Knee Injury Exercises
Your knees are some of the most sensitive and most vulnerable parts of your body.
It isn’t surprising that knees have surpassed hips for most commonly replaced body part.
In chronic cases, arthritis can occur which is irreversible but completely possible to alleviate.
Regardless of if you have a serious joint condition, as you grow older, your joints will start to function much differently.
Preventing them from functioning poorly can be done in many ways, both in a gym and at home. Here’s how:
One of the best overall exercises to get is through walking. It is also one of the easiest exercises to accomplish.
Taking a walk is something we should all incorporate in our daily routine, if possible. It can be squeezed in between breaks at school or work, it can be scheduled with friends or family, and it can happen virtually anywhere.
Walks put the least amount of stress on joints.
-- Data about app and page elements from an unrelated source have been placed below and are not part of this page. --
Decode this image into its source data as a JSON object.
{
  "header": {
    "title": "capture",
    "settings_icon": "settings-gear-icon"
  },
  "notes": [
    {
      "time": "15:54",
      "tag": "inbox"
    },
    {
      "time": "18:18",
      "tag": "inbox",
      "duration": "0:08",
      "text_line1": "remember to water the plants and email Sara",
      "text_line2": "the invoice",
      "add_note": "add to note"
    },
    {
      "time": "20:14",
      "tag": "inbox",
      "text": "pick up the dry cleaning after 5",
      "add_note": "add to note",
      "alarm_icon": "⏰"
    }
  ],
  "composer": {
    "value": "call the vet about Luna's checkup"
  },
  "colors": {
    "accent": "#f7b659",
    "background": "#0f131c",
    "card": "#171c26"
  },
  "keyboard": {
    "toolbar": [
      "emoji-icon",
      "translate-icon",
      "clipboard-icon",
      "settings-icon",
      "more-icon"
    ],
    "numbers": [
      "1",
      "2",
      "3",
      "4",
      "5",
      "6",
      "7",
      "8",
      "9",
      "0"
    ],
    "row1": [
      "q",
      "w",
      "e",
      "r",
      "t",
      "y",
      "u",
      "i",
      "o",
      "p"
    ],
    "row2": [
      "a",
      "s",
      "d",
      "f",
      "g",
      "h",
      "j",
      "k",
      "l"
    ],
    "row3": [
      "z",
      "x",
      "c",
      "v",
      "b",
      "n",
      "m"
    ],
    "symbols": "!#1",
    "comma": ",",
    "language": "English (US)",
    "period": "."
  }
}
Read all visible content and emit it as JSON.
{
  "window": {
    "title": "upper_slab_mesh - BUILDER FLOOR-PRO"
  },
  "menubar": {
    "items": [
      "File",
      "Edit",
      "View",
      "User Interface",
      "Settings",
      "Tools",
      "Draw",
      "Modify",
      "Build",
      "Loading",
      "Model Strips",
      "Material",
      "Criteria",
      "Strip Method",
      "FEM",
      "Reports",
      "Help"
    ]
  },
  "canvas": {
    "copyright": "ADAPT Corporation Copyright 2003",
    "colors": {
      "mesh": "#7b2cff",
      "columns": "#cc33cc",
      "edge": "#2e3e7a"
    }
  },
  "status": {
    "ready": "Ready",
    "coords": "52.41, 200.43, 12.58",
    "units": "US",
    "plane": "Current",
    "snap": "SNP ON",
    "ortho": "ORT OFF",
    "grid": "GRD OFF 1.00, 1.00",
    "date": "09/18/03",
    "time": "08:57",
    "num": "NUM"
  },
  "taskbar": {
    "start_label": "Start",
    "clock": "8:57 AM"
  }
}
It is also great for aging knees as it keeps you pain-free.
You will maintain your mobility, maintain your weight and maintain your overall health and wellness. 15-30 minute walks as many times a week as you can handle is all you really need.
Figure-Four Glute Stretch
Stretching can be the next best thing to walking when you want to relieve stress and tension throughout your body.
People often neglect this procedure, but think of your body as a rubber band: more stretching it adds more flexibility, while less stretching makes your body more prone to “snapping”.
Lie on your back with your feet on the floor. Cross your right ankle over your left knee and clasp your hands behind your left thigh.
Slowly pull the left knee towards your chest. Repeat this on both legs until you feel comfortable.
Supine Hamstring Stretch
Another great area of your body to stretch are your hips – this affects your knees as well and can ease the pain.
Using a doorway as a guide, lie on your back with your hips in line with the entry-way.
Keep your left leg straight out. Place your right leg up on the door jam, keeping a small bend in the right knee.
Inch your way forward for a deeper stretch. Stay here for 10 to 15 slow and deep breaths. Switch legs and repeat.
Making sure your spine is stable is key. If you are feeling any strain doing this stretch, then stop and re-attempt it when your back is feeling stronger.
An alternate version of this stretch is by looping a belt or a yoga strap around the ball of your foot.
Standing Calf Stretch
If your calves are feeling tight then your knees will begin to lead inward, causing pain in that area.
Stand on the edge of a step or a curb, placing your left foot on the ground.
Keep the ball of your right foot on the step allowing your right heel to drop below the step and hold for 30 seconds. Switch legs and repeat.
You can also place both feet on the step, curb or a calf-machine and drop both heels at the same time.
Make sure to hold onto something in front of you for additional balance.
It’s important to keep all leg muscles very flexible. This stretch is sure to reach your legs, knees and lower back.
Sit on the floor with both legs in front with your left foot towards your buttox.
Drop your left knee out to the side with the sole of your foot in your right inner-thigh.
Bend at the waist and slowly fold yourself forward. Reach towards your toes.
Rest in this position for 1-2 minutes. Switch legs and repeat.
This is a great way to strengthen your glutes, quadriceps and the other surrounding muscles. It is also easy to adjust the difficulty of this exercise based on how good (or bad) your knees are.
Stand with your back against the wall like you are sitting in a chair.
Squat in this position. The lower you squat, the higher the difficulty, and the more pressure on your knees. Only do what is comfortable for you.
Keep your thighs parallel with the floor and hold the squat for 30 seconds.
Leg lifts will ultimately reduce stress on your knees and keep you pain-free.
You can use formal leg-lifting machines in a gym or try this exercise right at home.
Lie on the floor keeping your right leg on the ground.
Raise your left leg off of the floor. Repeat 3 sets of 10 to 12 reps on each leg.
Step-ups will safely work the joints in your knees and are very simple to accomplish. They can also be done in and outside of a gym.
Set up a platform, such as a bench or a stair, and place both of your feet on it.
Slowly lower the opposite foot to the floor, with your toes to the ground, and return it to the platform.
Repeat these steps 10-12 times per leg, allowing yourself to build up to higher reps.
IT Band Foam Roller
Your iliotibial band runs along the outside of the thigh from hip to shin. This portion of your body has a tendency to get tight and lead to knee pain.
Using a foam roller on your outer thigh area, lie on your right side and place it on the ground in front of you. Keep your right hand or forearm on the ground.
Move your left foot up to roll down the side of your right thigh, stopping when the foam roller is just above your right knee.
Then move your left foot down back to the starting position. Switch legs and repeat.
Weight Loss & Dieting
Outside of keeping an active life, maintaining a balanced weight and diet does wonders to alleviate joint pains.
Being overweight puts you at a higher risk of having pain in your knees since it is giving your joints much more work to do.
Losing weight can reduce long-term knee pain as well as combat more chronic pains caused by arthritis.